A Report of the Working Group on Internet Advertising
The Coalition for Networked Information
September 28, 1994
Participants in the CNI discussion were most enthusiastic about the Yellow Pages approach, in which advertisements from a variety of sources are collected into a searchable data base, sometimes called a “storefront.” Discussants felt that a Yellow Pages service fits most comfortably into the Internet culture — and takes best advantage of the tools developed for the Internet. Searching and presentation tools like Gopher, Archie, WAIS, and Mosaic make organizing and delivering advertisers’ information relatively easy, and allow Internetters to find that information relatively painlessly.
Gopher is currently the most useful and friendly of the net-searching protocols.
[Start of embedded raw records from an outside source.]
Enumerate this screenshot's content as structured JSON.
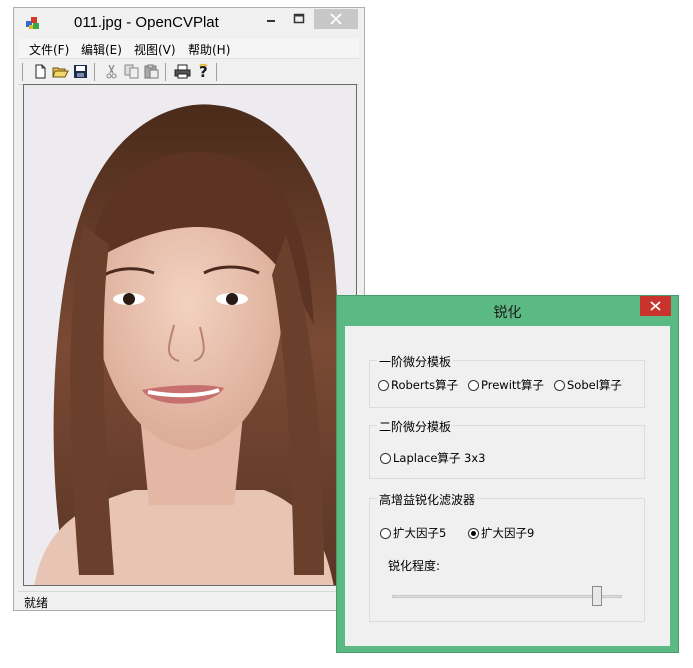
{
  "main_window": {
    "title": "011.jpg - OpenCVPlat",
    "menu": [
      "文件(F)",
      "编辑(E)",
      "视图(V)",
      "帮助(H)"
    ],
    "toolbar_icons": [
      "new-file-icon",
      "open-folder-icon",
      "save-icon",
      "cut-icon",
      "copy-icon",
      "paste-icon",
      "print-icon",
      "help-icon"
    ],
    "status": "就绪"
  },
  "dialog": {
    "title": "锐化",
    "groups": {
      "first_order": {
        "label": "一阶微分模板",
        "options": [
          "Roberts算子",
          "Prewitt算子",
          "Sobel算子"
        ]
      },
      "second_order": {
        "label": "二阶微分模板",
        "options": [
          "Laplace算子 3x3"
        ]
      },
      "high_boost": {
        "label": "高增益锐化滤波器",
        "options": [
          "扩大因子5",
          "扩大因子9"
        ],
        "selected": "扩大因子9",
        "slider_label": "锐化程度:",
        "slider_fraction": 0.89
      }
    }
  },
  "colors": {
    "dialog_frame": "#5bb984",
    "close_red": "#c8342b"
  }
}
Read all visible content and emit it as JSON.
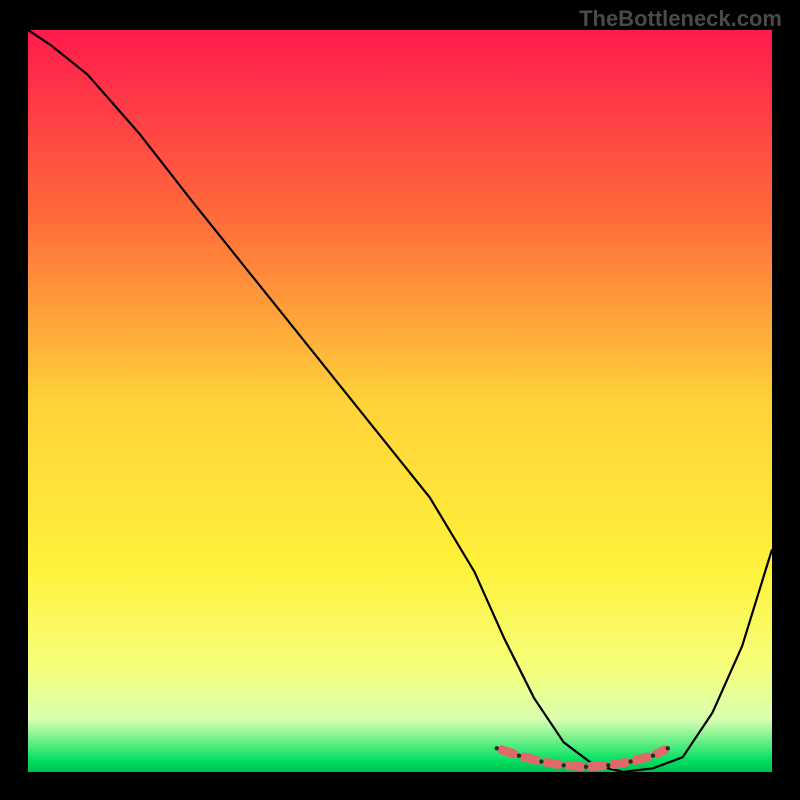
{
  "watermark": "TheBottleneck.com",
  "chart_data": {
    "type": "line",
    "title": "",
    "xlabel": "",
    "ylabel": "",
    "xlim": [
      0,
      100
    ],
    "ylim": [
      0,
      100
    ],
    "background_gradient": {
      "stops": [
        {
          "pos": 0.0,
          "color": "#ff1a4d"
        },
        {
          "pos": 0.25,
          "color": "#ff6a3a"
        },
        {
          "pos": 0.5,
          "color": "#ffd23a"
        },
        {
          "pos": 0.72,
          "color": "#fff13a"
        },
        {
          "pos": 0.86,
          "color": "#f6ff7a"
        },
        {
          "pos": 0.93,
          "color": "#d7ffb0"
        },
        {
          "pos": 0.985,
          "color": "#00e060"
        },
        {
          "pos": 1.0,
          "color": "#00c050"
        }
      ]
    },
    "series": [
      {
        "name": "bottleneck-curve",
        "x": [
          0,
          3,
          8,
          15,
          22,
          30,
          38,
          46,
          54,
          60,
          64,
          68,
          72,
          76,
          80,
          84,
          88,
          92,
          96,
          100
        ],
        "y": [
          100,
          98,
          94,
          86,
          77,
          67,
          57,
          47,
          37,
          27,
          18,
          10,
          4,
          1,
          0,
          0.5,
          2,
          8,
          17,
          30
        ]
      }
    ],
    "markers": {
      "name": "highlight-band",
      "color": "#e06a6a",
      "points": [
        {
          "x": 63,
          "y": 3.2
        },
        {
          "x": 66,
          "y": 2.2
        },
        {
          "x": 69,
          "y": 1.4
        },
        {
          "x": 72,
          "y": 0.9
        },
        {
          "x": 75,
          "y": 0.7
        },
        {
          "x": 78,
          "y": 0.9
        },
        {
          "x": 81,
          "y": 1.4
        },
        {
          "x": 84,
          "y": 2.2
        },
        {
          "x": 86,
          "y": 3.2
        }
      ]
    }
  }
}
A Gopher "burrow" containing a wide selection of products and services, including options for requesting updated information and containing levels of background information on the product's features and the company's history, maybe even offering graphics files, would allow Internet users to "shop", as in the Yellow Pages, and browse and compare products. [From: email@example.com (Cliff Figallo) Date: Tue, 26 Oct 93 11:25:00 -0400]
On the other hand, the Yellow Pages works only when someone is looking for information, and not when advertisers are trying to interest people who may never have heard of their company or their product. In addition, the Yellow Pages or storefront services themselves must be advertised heavily in order to get Internetters to use it, which may lead to “intrusive” advertising being used to trumpet the availability of “non-intrusive” advertising.
...let's admit that non-intrusive advertising is almost an oxymoron. The word "advertising" comes from the Latin word meaning "call attention to," and to call someone's attention to something you have to intrude on that person's attention. And so, if you have a new product (or whole new type of product, which doesn't even fit into existing yellow pages categories!), you will certainly need to "intrude" -- i.e., to ADVERTISE. You will also need to intrude on people's consciousness if you have a new cause, a new politician (talk about oxymorons!), a new idea, etc. [From: firstname.lastname@example.org (John Gehl) Date: Wed, 13 Oct 93 18:52:37 -0400]
Advertisers like having their product and service information in an expected spot. It means that those who go out looking for such information have an easy time finding it. But Yellow Pages and storefront advertising lack the serendipitous quality of advertisements designed to entice readers who may not at that moment be actively seeking information about a product or service.